- **Exercise details**: Would you restate all of the entries verbatim, minus any images?

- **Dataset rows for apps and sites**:
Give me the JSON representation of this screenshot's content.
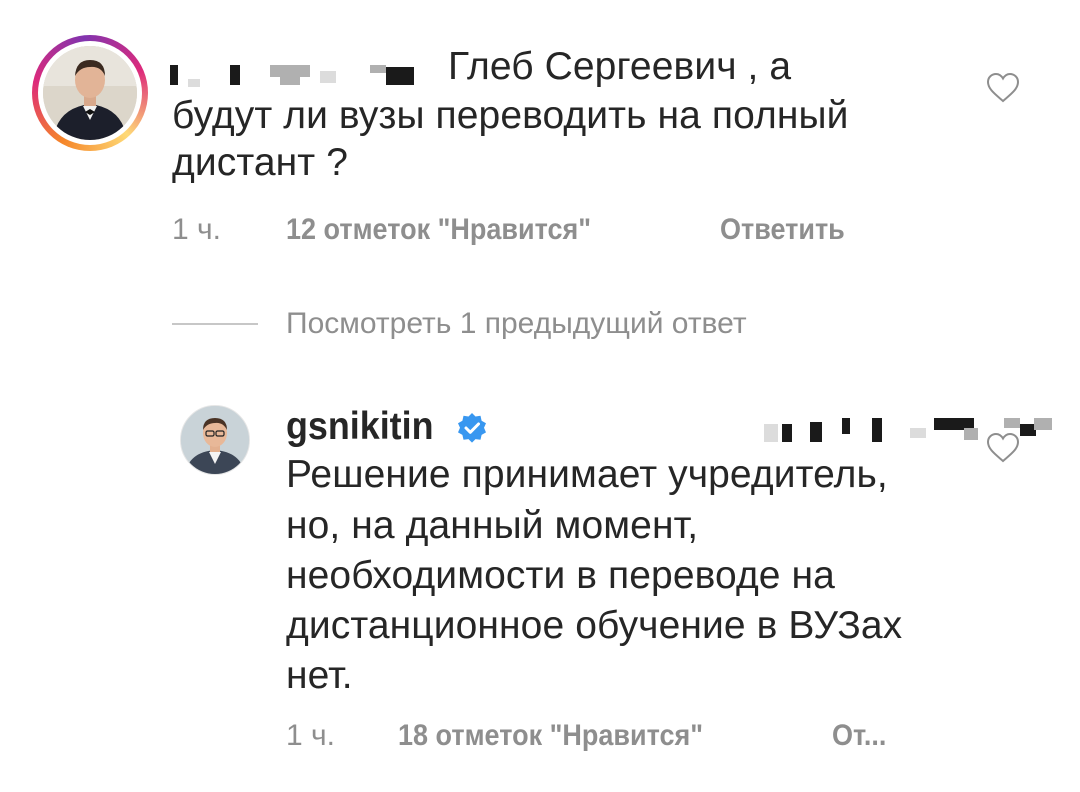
{
  "top_comment": {
    "username_suffix": "Глеб Сергеевич , а",
    "text_lines": [
      "будут ли вузы переводить на полный",
      "дистант ?"
    ],
    "time": "1 ч.",
    "likes": "12 отметок \"Нравится\"",
    "reply_label": "Ответить"
  },
  "view_replies_label": "Посмотреть 1 предыдущий ответ",
  "reply_comment": {
    "username": "gsnikitin",
    "text_lines": [
      "Решение принимает учредитель,",
      "но, на данный момент,",
      "необходимости в переводе на",
      "дистанционное обучение в ВУЗах",
      "нет."
    ],
    "time": "1 ч.",
    "likes": "18 отметок \"Нравится\"",
    "reply_label": "От..."
  },
  "icons": {
    "like": "heart-outline-icon",
    "verified": "verified-badge-icon"
  },
  "colors": {
    "text": "#262626",
    "secondary": "#8e8e8e",
    "verified_blue": "#3897f0"
  }
}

- **Solution for this task**:
Give me the JSON representation of this screenshot's content.
{
  "top_comment": {
    "username_suffix": "Глеб Сергеевич , а",
    "text_lines": [
      "будут ли вузы переводить на полный",
      "дистант ?"
    ],
    "time": "1 ч.",
    "likes": "12 отметок \"Нравится\"",
    "reply_label": "Ответить"
  },
  "view_replies_label": "Посмотреть 1 предыдущий ответ",
  "reply_comment": {
    "username": "gsnikitin",
    "text_lines": [
      "Решение принимает учредитель,",
      "но, на данный момент,",
      "необходимости в переводе на",
      "дистанционное обучение в ВУЗах",
      "нет."
    ],
    "time": "1 ч.",
    "likes": "18 отметок \"Нравится\"",
    "reply_label": "От..."
  },
  "icons": {
    "like": "heart-outline-icon",
    "verified": "verified-badge-icon"
  },
  "colors": {
    "text": "#262626",
    "secondary": "#8e8e8e",
    "verified_blue": "#3897f0"
  }
}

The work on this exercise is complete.